### Problem to solve
Retype the whole listing below, character for character.
**** Input for this task ****
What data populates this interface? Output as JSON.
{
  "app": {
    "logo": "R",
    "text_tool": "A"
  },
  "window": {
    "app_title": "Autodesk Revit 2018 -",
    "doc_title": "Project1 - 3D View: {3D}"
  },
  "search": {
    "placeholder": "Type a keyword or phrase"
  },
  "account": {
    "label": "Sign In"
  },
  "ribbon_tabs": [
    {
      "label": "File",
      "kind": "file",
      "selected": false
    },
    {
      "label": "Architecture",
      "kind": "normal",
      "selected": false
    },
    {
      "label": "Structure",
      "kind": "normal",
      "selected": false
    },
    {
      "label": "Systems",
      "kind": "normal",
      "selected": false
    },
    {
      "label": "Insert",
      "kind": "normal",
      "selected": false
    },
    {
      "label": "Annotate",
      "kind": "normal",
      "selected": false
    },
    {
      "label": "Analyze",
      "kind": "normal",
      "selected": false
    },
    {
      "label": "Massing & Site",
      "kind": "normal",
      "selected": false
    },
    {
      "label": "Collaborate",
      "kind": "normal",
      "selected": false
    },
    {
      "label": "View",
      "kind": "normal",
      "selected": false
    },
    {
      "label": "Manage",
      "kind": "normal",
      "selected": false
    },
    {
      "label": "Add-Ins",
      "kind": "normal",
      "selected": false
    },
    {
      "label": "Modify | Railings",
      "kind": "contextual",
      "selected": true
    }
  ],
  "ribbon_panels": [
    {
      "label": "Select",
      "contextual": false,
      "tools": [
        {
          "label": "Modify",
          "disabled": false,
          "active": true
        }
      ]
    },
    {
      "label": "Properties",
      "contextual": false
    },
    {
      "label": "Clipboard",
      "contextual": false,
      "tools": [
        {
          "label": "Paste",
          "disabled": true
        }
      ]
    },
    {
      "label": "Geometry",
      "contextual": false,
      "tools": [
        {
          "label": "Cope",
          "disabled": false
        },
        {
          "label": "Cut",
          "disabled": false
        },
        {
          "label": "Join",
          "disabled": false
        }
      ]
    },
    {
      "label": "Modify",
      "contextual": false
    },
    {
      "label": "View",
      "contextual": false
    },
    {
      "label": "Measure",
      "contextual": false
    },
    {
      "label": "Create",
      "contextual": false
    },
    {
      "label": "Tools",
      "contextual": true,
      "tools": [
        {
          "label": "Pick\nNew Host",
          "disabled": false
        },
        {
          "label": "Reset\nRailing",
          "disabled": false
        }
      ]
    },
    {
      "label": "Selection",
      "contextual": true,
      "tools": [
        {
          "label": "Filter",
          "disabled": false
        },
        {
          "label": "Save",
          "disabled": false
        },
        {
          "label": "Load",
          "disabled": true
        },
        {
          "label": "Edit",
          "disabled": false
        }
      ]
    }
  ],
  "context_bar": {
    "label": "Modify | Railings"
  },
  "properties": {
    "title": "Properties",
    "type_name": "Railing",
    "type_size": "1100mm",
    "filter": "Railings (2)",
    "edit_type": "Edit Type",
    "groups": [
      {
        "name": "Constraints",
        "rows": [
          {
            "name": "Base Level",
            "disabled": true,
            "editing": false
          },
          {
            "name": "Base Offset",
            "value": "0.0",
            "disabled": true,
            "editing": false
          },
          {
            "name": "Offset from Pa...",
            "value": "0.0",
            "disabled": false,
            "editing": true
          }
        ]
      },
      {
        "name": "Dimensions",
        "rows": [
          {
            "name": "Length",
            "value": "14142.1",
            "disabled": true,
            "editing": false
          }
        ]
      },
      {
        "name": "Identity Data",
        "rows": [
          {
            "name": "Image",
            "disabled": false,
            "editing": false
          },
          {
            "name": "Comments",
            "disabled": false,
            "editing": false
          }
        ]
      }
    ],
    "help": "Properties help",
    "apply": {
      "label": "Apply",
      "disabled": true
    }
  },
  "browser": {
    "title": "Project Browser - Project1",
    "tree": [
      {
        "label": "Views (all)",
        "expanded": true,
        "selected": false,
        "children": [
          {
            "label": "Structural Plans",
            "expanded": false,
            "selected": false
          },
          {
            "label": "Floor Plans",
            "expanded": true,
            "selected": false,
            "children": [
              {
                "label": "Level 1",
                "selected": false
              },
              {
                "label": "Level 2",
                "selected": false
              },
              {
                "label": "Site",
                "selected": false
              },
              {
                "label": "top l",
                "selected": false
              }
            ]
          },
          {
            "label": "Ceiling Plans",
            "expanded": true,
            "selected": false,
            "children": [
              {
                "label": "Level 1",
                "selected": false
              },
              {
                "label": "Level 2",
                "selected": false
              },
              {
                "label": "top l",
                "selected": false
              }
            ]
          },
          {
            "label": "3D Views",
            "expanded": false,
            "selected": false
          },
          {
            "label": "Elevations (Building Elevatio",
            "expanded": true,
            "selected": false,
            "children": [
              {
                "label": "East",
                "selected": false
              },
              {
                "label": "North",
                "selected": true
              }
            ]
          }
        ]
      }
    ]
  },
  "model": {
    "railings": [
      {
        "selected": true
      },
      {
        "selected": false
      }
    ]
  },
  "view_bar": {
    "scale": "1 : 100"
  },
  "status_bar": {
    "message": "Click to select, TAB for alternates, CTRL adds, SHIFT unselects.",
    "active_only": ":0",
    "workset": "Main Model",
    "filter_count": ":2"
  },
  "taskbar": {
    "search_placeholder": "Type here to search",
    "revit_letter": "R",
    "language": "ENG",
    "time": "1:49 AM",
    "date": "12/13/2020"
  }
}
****
### Answer section
What data populates this interface? Output as JSON.
{
  "app": {
    "logo": "R",
    "text_tool": "A"
  },
  "window": {
    "app_title": "Autodesk Revit 2018 -",
    "doc_title": "Project1 - 3D View: {3D}"
  },
  "search": {
    "placeholder": "Type a keyword or phrase"
  },
  "account": {
    "label": "Sign In"
  },
  "ribbon_tabs": [
    {
      "label": "File",
      "kind": "file",
      "selected": false
    },
    {
      "label": "Architecture",
      "kind": "normal",
      "selected": false
    },
    {
      "label": "Structure",
      "kind": "normal",
      "selected": false
    },
    {
      "label": "Systems",
      "kind": "normal",
      "selected": false
    },
    {
      "label": "Insert",
      "kind": "normal",
      "selected": false
    },
    {
      "label": "Annotate",
      "kind": "normal",
      "selected": false
    },
    {
      "label": "Analyze",
      "kind": "normal",
      "selected": false
    },
    {
      "label": "Massing & Site",
      "kind": "normal",
      "selected": false
    },
    {
      "label": "Collaborate",
      "kind": "normal",
      "selected": false
    },
    {
      "label": "View",
      "kind": "normal",
      "selected": false
    },
    {
      "label": "Manage",
      "kind": "normal",
      "selected": false
    },
    {
      "label": "Add-Ins",
      "kind": "normal",
      "selected": false
    },
    {
      "label": "Modify | Railings",
      "kind": "contextual",
      "selected": true
    }
  ],
  "ribbon_panels": [
    {
      "label": "Select",
      "contextual": false,
      "tools": [
        {
          "label": "Modify",
          "disabled": false,
          "active": true
        }
      ]
    },
    {
      "label": "Properties",
      "contextual": false
    },
    {
      "label": "Clipboard",
      "contextual": false,
      "tools": [
        {
          "label": "Paste",
          "disabled": true
        }
      ]
    },
    {
      "label": "Geometry",
      "contextual": false,
      "tools": [
        {
          "label": "Cope",
          "disabled": false
        },
        {
          "label": "Cut",
          "disabled": false
        },
        {
          "label": "Join",
          "disabled": false
        }
      ]
    },
    {
      "label": "Modify",
      "contextual": false
    },
    {
      "label": "View",
      "contextual": false
    },
    {
      "label": "Measure",
      "contextual": false
    },
    {
      "label": "Create",
      "contextual": false
    },
    {
      "label": "Tools",
      "contextual": true,
      "tools": [
        {
          "label": "Pick\nNew Host",
          "disabled": false
        },
        {
          "label": "Reset\nRailing",
          "disabled": false
        }
      ]
    },
    {
      "label": "Selection",
      "contextual": true,
      "tools": [
        {
          "label": "Filter",
          "disabled": false
        },
        {
          "label": "Save",
          "disabled": false
        },
        {
          "label": "Load",
          "disabled": true
        },
        {
          "label": "Edit",
          "disabled": false
        }
      ]
    }
  ],
  "context_bar": {
    "label": "Modify | Railings"
  },
  "properties": {
    "title": "Properties",
    "type_name": "Railing",
    "type_size": "1100mm",
    "filter": "Railings (2)",
    "edit_type": "Edit Type",
    "groups": [
      {
        "name": "Constraints",
        "rows": [
          {
            "name": "Base Level",
            "disabled": true,
            "editing": false
          },
          {
            "name": "Base Offset",
            "value": "0.0",
            "disabled": true,
            "editing": false
          },
          {
            "name": "Offset from Pa...",
            "value": "0.0",
            "disabled": false,
            "editing": true
          }
        ]
      },
      {
        "name": "Dimensions",
        "rows": [
          {
            "name": "Length",
            "value": "14142.1",
            "disabled": true,
            "editing": false
          }
        ]
      },
      {
        "name": "Identity Data",
        "rows": [
          {
            "name": "Image",
            "disabled": false,
            "editing": false
          },
          {
            "name": "Comments",
            "disabled": false,
            "editing": false
          }
        ]
      }
    ],
    "help": "Properties help",
    "apply": {
      "label": "Apply",
      "disabled": true
    }
  },
  "browser": {
    "title": "Project Browser - Project1",
    "tree": [
      {
        "label": "Views (all)",
        "expanded": true,
        "selected": false,
        "children": [
          {
            "label": "Structural Plans",
            "expanded": false,
            "selected": false
          },
          {
            "label": "Floor Plans",
            "expanded": true,
            "selected": false,
            "children": [
              {
                "label": "Level 1",
                "selected": false
              },
              {
                "label": "Level 2",
                "selected": false
              },
              {
                "label": "Site",
                "selected": false
              },
              {
                "label": "top l",
                "selected": false
              }
            ]
          },
          {
            "label": "Ceiling Plans",
            "expanded": true,
            "selected": false,
            "children": [
              {
                "label": "Level 1",
                "selected": false
              },
              {
                "label": "Level 2",
                "selected": false
              },
              {
                "label": "top l",
                "selected": false
              }
            ]
          },
          {
            "label": "3D Views",
            "expanded": false,
            "selected": false
          },
          {
            "label": "Elevations (Building Elevatio",
            "expanded": true,
            "selected": false,
            "children": [
              {
                "label": "East",
                "selected": false
              },
              {
                "label": "North",
                "selected": true
              }
            ]
          }
        ]
      }
    ]
  },
  "model": {
    "railings": [
      {
        "selected": true
      },
      {
        "selected": false
      }
    ]
  },
  "view_bar": {
    "scale": "1 : 100"
  },
  "status_bar": {
    "message": "Click to select, TAB for alternates, CTRL adds, SHIFT unselects.",
    "active_only": ":0",
    "workset": "Main Model",
    "filter_count": ":2"
  },
  "taskbar": {
    "search_placeholder": "Type here to search",
    "revit_letter": "R",
    "language": "ENG",
    "time": "1:49 AM",
    "date": "12/13/2020"
  }
}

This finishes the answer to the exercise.